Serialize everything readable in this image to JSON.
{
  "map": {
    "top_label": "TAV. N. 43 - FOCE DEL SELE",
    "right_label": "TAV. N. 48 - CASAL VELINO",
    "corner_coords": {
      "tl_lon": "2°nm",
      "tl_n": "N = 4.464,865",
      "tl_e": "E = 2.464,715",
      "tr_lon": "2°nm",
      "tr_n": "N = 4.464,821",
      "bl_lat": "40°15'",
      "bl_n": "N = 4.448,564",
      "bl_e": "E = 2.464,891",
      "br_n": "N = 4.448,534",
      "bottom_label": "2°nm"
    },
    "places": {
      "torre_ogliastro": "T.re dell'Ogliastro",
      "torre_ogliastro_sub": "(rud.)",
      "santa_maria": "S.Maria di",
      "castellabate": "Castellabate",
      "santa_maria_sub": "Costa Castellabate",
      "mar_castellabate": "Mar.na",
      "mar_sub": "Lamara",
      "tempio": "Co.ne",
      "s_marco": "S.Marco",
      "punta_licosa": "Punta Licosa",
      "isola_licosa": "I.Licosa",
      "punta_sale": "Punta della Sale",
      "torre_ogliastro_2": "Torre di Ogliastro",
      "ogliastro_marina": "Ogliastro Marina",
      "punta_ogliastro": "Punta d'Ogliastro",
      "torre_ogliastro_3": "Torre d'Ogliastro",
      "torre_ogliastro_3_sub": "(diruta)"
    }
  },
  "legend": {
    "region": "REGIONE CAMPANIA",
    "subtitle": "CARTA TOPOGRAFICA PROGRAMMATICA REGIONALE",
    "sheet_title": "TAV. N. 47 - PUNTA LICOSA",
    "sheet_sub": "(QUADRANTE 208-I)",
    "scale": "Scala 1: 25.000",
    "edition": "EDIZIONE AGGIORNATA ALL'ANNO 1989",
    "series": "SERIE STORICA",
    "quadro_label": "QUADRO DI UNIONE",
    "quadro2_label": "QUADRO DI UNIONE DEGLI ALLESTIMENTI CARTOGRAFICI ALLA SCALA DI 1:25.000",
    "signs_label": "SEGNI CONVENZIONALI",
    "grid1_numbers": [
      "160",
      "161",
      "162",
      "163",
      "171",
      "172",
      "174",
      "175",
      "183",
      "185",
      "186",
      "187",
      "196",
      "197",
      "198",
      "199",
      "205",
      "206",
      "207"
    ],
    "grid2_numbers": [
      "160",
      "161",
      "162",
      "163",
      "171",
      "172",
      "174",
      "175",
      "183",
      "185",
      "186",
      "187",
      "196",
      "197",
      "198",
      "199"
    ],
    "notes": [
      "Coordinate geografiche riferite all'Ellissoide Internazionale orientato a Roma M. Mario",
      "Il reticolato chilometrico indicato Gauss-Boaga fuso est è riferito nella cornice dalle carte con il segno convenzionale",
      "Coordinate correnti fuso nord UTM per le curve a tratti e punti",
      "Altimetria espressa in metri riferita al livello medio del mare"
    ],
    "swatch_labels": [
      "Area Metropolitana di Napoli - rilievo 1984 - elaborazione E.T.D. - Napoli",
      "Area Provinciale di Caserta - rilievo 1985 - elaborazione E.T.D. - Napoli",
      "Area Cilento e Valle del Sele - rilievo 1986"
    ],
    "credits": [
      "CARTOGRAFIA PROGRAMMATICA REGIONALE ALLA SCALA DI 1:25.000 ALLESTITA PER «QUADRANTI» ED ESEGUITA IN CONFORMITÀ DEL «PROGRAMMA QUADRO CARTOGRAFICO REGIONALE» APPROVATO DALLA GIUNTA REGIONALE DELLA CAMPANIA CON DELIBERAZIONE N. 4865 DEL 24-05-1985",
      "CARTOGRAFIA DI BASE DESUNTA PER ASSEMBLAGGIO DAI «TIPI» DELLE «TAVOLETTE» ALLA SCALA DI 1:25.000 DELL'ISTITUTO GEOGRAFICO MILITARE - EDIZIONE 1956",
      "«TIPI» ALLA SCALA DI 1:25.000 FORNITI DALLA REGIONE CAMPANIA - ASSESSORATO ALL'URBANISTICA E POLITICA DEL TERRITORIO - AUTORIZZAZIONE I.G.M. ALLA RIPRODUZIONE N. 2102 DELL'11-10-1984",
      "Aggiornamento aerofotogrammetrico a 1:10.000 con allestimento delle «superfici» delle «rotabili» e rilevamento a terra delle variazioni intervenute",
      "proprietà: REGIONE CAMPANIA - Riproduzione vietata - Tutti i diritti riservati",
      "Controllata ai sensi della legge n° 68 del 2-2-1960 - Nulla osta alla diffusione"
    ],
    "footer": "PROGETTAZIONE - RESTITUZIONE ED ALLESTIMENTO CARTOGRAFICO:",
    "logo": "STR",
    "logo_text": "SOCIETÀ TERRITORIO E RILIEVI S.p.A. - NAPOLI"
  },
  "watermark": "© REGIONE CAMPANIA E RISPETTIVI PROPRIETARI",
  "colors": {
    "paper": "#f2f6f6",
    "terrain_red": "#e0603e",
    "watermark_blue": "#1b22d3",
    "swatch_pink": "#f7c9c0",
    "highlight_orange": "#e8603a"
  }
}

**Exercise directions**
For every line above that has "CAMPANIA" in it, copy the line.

**Solution to this problem**
    "region": "REGIONE CAMPANIA",
      "CARTOGRAFIA PROGRAMMATICA REGIONALE ALLA SCALA DI 1:25.000 ALLESTITA PER «QUADRANTI» ED ESEGUITA IN CONFORMITÀ DEL «PROGRAMMA QUADRO CARTOGRAFICO REGIONALE» APPROVATO DALLA GIUNTA REGIONALE DELLA CAMPANIA CON DELIBERAZIONE N. 4865 DEL 24-05-1985",
      "«TIPI» ALLA SCALA DI 1:25.000 FORNITI DALLA REGIONE CAMPANIA - ASSESSORATO ALL'URBANISTICA E POLITICA DEL TERRITORIO - AUTORIZZAZIONE I.G.M. ALLA RIPRODUZIONE N. 2102 DELL'11-10-1984",
      "proprietà: REGIONE CAMPANIA - Riproduzione vietata - Tutti i diritti riservati",
  "watermark": "© REGIONE CAMPANIA E RISPETTIVI PROPRIETARI",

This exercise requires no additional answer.